▶ _Input for this task_
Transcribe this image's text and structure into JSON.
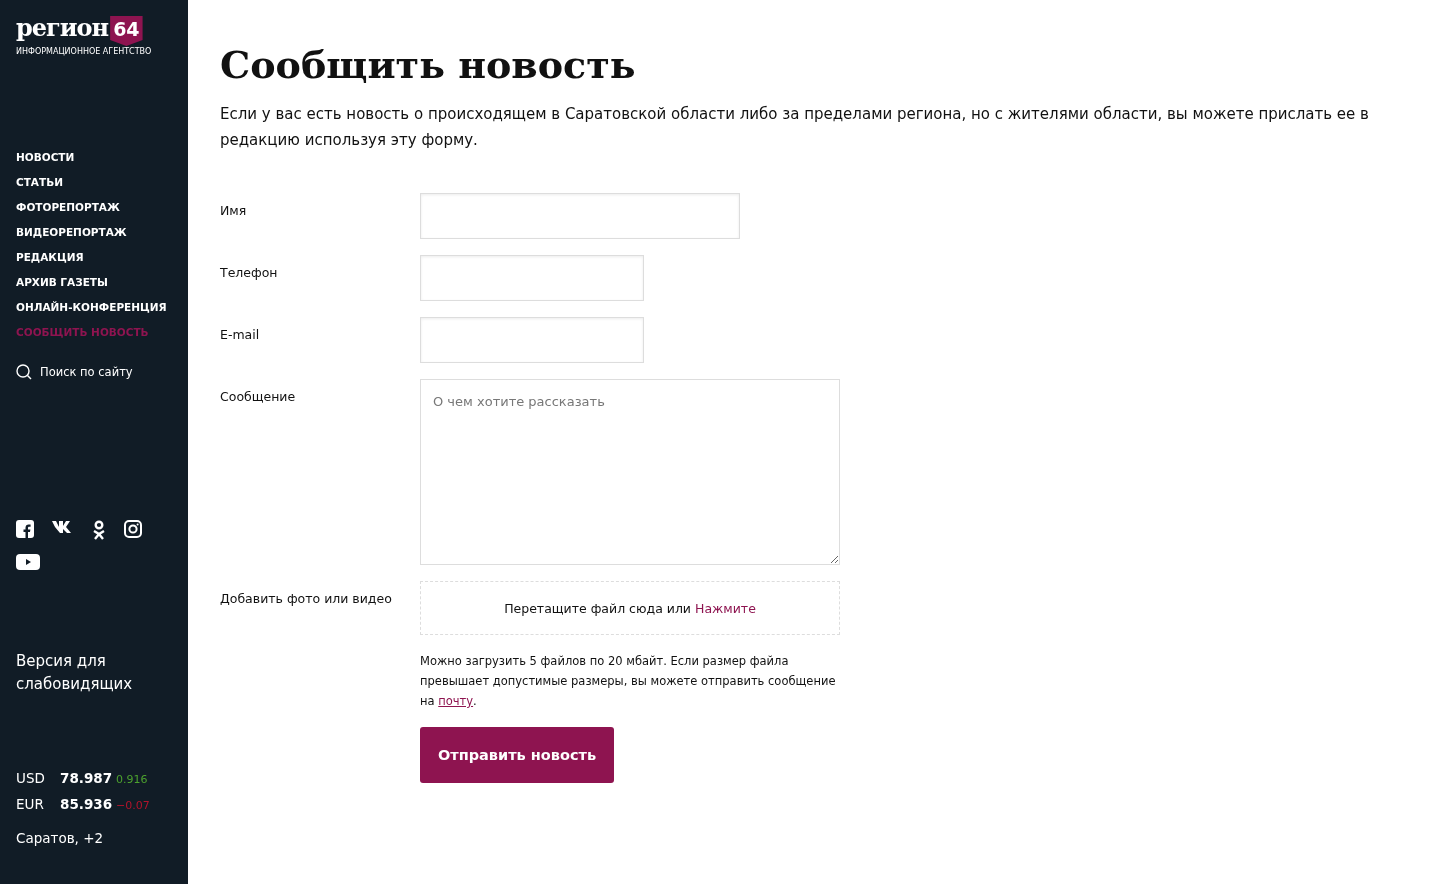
{
  "logo": {
    "name": "регион",
    "number": "64",
    "tagline": "ИНФОРМАЦИОННОЕ АГЕНТСТВО"
  },
  "nav": [
    {
      "label": "НОВОСТИ",
      "selected": false
    },
    {
      "label": "СТАТЬИ",
      "selected": false
    },
    {
      "label": "ФОТОРЕПОРТАЖ",
      "selected": false
    },
    {
      "label": "ВИДЕОРЕПОРТАЖ",
      "selected": false
    },
    {
      "label": "РЕДАКЦИЯ",
      "selected": false
    },
    {
      "label": "АРХИВ ГАЗЕТЫ",
      "selected": false
    },
    {
      "label": "ОНЛАЙН-КОНФЕРЕНЦИЯ",
      "selected": false
    },
    {
      "label": "СООБЩИТЬ НОВОСТЬ",
      "selected": true
    }
  ],
  "search": {
    "label": "Поиск по сайту"
  },
  "social": [
    {
      "kind": "facebook"
    },
    {
      "kind": "vk"
    },
    {
      "kind": "ok"
    },
    {
      "kind": "instagram"
    },
    {
      "kind": "youtube"
    }
  ],
  "accessibility": "Версия для слабовидящих",
  "rates": [
    {
      "currency": "USD",
      "value": "78.987",
      "change": "0.916",
      "color": "#4ca12e"
    },
    {
      "currency": "EUR",
      "value": "85.936",
      "change": "−0.07",
      "color": "#b0142b"
    }
  ],
  "weather": "Саратов, +2",
  "page": {
    "title": "Сообщить новость",
    "intro": "Если у вас есть новость о происходящем в Саратовской области либо за пределами региона, но с жителями области, вы можете прислать ее в редакцию используя эту форму."
  },
  "form": [
    {
      "kind": "wide-input",
      "label": "Имя"
    },
    {
      "kind": "input",
      "label": "Телефон"
    },
    {
      "kind": "input",
      "label": "E-mail"
    },
    {
      "kind": "textarea",
      "label": "Сообщение",
      "placeholder": "О чем хотите рассказать"
    },
    {
      "kind": "upload",
      "label": "Добавить фото или видео",
      "text": "Перетащите файл сюда или ",
      "link": "Нажмите"
    }
  ],
  "note": {
    "before": "Можно загрузить 5 файлов по 20 мбайт. Если размер файла превышает допустимые размеры, вы можете отправить сообщение на ",
    "link": "почту",
    "after": "."
  },
  "submit": "Отправить новость"
}
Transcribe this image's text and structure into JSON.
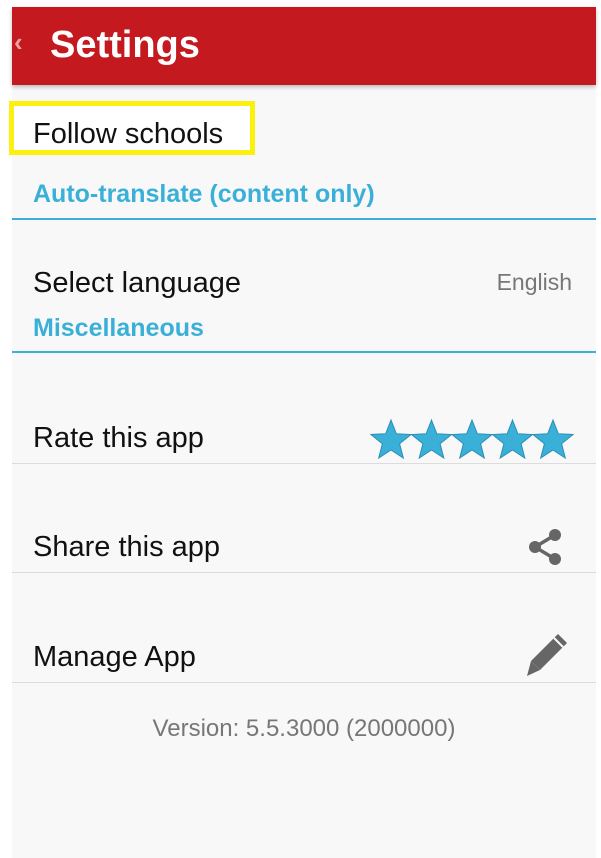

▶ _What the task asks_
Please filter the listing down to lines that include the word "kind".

▶ _Answer to the problem_
      "kind": "facebook"
      "kind": "vk"
      "kind": "ok"
      "kind": "instagram"
      "kind": "youtube"
      "kind": "wide-input",
      "kind": "input",
      "kind": "input",
      "kind": "textarea",
      "kind": "upload",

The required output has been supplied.